September, 1682, the poet's father was collated to the prebend of Gillingham Minor, in the church of Sarum, by Bishop Ward. When Ward's faculties were impaired through age, his duties were necessarily performed by others. We learn from Wood that, at a visitation of Sprat's, July the 12th, 1686, the prebendary preached a Latin sermon, afterwards published, with which the bishop was so pleased, that he told the chapter he was concerned to find the preacher had one of the worst prebends in their church. Some time after this, in consequence of his merit and reputation, or of the interest of Lord Bradford, to whom, in 1702, he dedicated two volumes of sermons, he was appointed chaplain to King William and Queen Mary, and preferred to the deanery of Sarum. Jacob, who wrote in 1720,' says, "He was chaplain and clerk of the close to the late Queen [Anne], who honoured him by standing godmother to the poet." His Fellowship of Winchester he resigned in favour of a gentleman of the name of Harris, who married his only daughter. The dean died at Sarum, after a short illness, in 1705, in the sixty-third year of his age. On the Sunday after his decease Bishop Burnet preached at the cathedral, and began his sermon with saying, "Death has been of late walking round us, and making breach upon breach upon us, and has now carried away the head of this body with a stroke; so that he, whom you saw a week ago distributing the holy mysteries, is now laid in the dust.
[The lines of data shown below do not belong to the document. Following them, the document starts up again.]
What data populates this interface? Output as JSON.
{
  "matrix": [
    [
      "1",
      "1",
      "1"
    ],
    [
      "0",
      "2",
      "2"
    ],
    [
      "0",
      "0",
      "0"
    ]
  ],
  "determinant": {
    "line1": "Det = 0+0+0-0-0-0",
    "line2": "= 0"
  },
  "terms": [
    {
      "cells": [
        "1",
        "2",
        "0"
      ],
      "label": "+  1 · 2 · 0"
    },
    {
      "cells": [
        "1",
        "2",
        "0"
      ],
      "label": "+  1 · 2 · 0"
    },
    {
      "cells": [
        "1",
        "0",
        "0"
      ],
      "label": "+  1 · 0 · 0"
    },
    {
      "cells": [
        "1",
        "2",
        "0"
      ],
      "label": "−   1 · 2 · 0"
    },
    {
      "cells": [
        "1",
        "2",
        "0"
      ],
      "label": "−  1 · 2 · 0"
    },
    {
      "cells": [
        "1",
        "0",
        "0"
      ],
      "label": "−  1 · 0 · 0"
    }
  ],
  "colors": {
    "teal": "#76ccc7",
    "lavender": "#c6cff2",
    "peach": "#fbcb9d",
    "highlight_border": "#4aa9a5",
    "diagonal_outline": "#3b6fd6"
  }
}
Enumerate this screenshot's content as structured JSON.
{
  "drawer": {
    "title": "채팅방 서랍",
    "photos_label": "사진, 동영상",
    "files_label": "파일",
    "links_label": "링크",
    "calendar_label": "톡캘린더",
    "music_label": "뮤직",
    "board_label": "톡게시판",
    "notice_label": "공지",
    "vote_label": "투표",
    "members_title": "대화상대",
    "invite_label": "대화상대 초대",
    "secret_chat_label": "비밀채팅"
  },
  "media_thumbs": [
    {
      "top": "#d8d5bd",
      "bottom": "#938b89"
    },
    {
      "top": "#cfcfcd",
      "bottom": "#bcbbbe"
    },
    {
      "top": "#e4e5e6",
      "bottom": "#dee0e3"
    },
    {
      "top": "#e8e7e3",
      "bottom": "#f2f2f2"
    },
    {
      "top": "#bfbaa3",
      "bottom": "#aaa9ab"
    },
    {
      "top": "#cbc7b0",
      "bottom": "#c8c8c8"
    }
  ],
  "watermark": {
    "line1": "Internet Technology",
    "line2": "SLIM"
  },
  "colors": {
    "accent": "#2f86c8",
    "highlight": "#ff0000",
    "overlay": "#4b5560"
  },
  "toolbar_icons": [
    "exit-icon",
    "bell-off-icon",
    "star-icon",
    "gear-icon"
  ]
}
But he still lives in the many excellent directions he has left us, both how to live and how to die."
The dean placed his son upon the foundation at Winchester College, where he had himself been educated. At this school Edward Young remained till the election after his eighteenth birth-day, the period at which those upon the foundation are superannuated. Whether he did not betray his abilities early in life, or his masters had not skill enough to discover in their pupil any marks of genius for which he merited reward, or no vacancy at Oxford afforded them an opportunity to bestow upon him the rewards provided for
'The Poetical Register,' 8vo., 1723, vol. ii. p. 241.
✦ And was buried in Salisbury Cathedral, where a monument to his memory it still to be seen. On a stone in Chiddingford Church, in Surrey, is this inscription:-" Here lyeth the body of Judeth, widow of the Rev. Edward Young, late Dean of Sarum, who dyed Dec. ye Sth, in the 69th year of her age, Anno Doma: 1714." This was the poet's mother.